Tescos have lead the way offering hand and basket etc sanitizer. Frequently staff have been cleaning the handrails on the heavy metal rollers between customers on their arrival. Marks and Spencer and Waitrose say they have expanded their cleaning regimes and clean contactless tills in between shoppers whenever they can.
Separate entrances and exits are available at Marks and Spencer, Lidl and Waitrose which steers clientele away from each other.
All the supermarkets have toilet facilities and baby change equipment that are open. Lidl’s bathrooms are brand new as the store only opened last month. Lidl is known for good quality products at very reasonable priced and citizens all over England have become very fond of many of the original European goodies that can be purchased. It is a basic no frills formula style of boutique that favours cheap prices over customer service and in-store extras. The team are friendly and helpful.
Our experience with picking up our list of essential food and household items recently is that there are many excellent measures that have been put in place with thought, care and goodwill. Technology has been used, serious finance budgets spent and many resources expended throughout the supply chain. Thousands of key workers have dedicated all their efforts on a daily basis in order to sell us our vital purchases in the best way possible and they have been performing amazingly well under very difficult conditions.
Despite all these efforts it is still very challenging to keep all shoppers 2 metres apart from one another as per the government guidelines. We have found that many residents are getting too close to one another accidentally, whilst attempting to push trolleys and manage children and care for other family members that it is not possible to leave at home.

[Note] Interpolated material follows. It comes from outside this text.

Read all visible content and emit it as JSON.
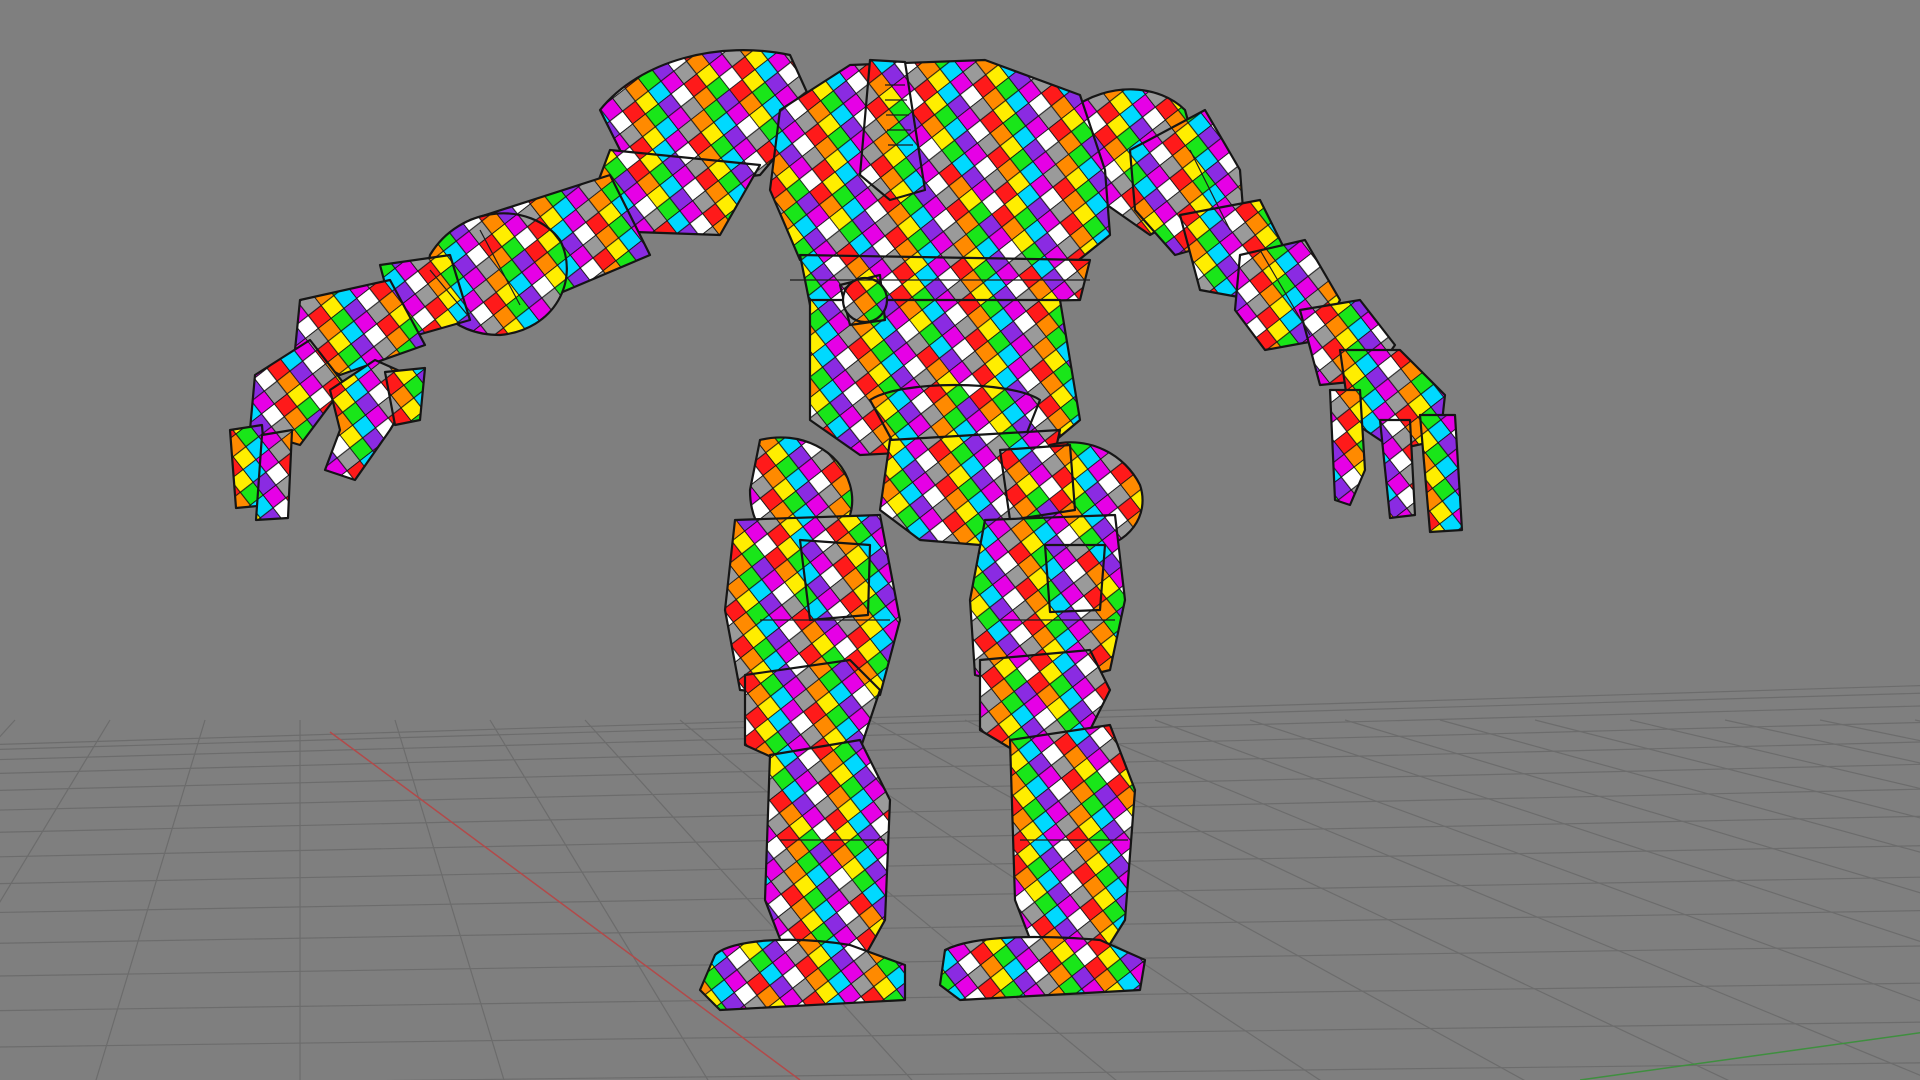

Until a proven coronavirus vaccine is widely available nationwide we think the future of restocking your cupboards and refrigerator will be a fully online activity. Retailers will be tempting their regulars with offers and recipes and interesting new ingredients. The outlook is recycled crates, boxes and bags dropped directly at your property and this will be a part of everyone’s life going forward.
(1) ‘Retail sales, Great Britain: March 2020’ Rhian Murphy, Office for National Statistics 24 May 2020 ONS Retail Sales Report March 2020
(2) Lidl website 28 April 2020 Lidl Website
(3) ‘Tesco COVID-19 updates’ Tesco website 28 April 2020 Tesco: COVID-19 updates
(4) ‘COVID-19 Information for our customers’ Marks & Spencer website 28 April 2020 Marks & Spencer COVID-19 information
(5) ‘We’re here for you’ Waitrose and Partners website 28 April 2020 Waitrose Website
(6)‘Scan & Bag As You Go’ Sainsbury’s Smart Shop 28 April 2020 Sainsbury’s Smart Shop App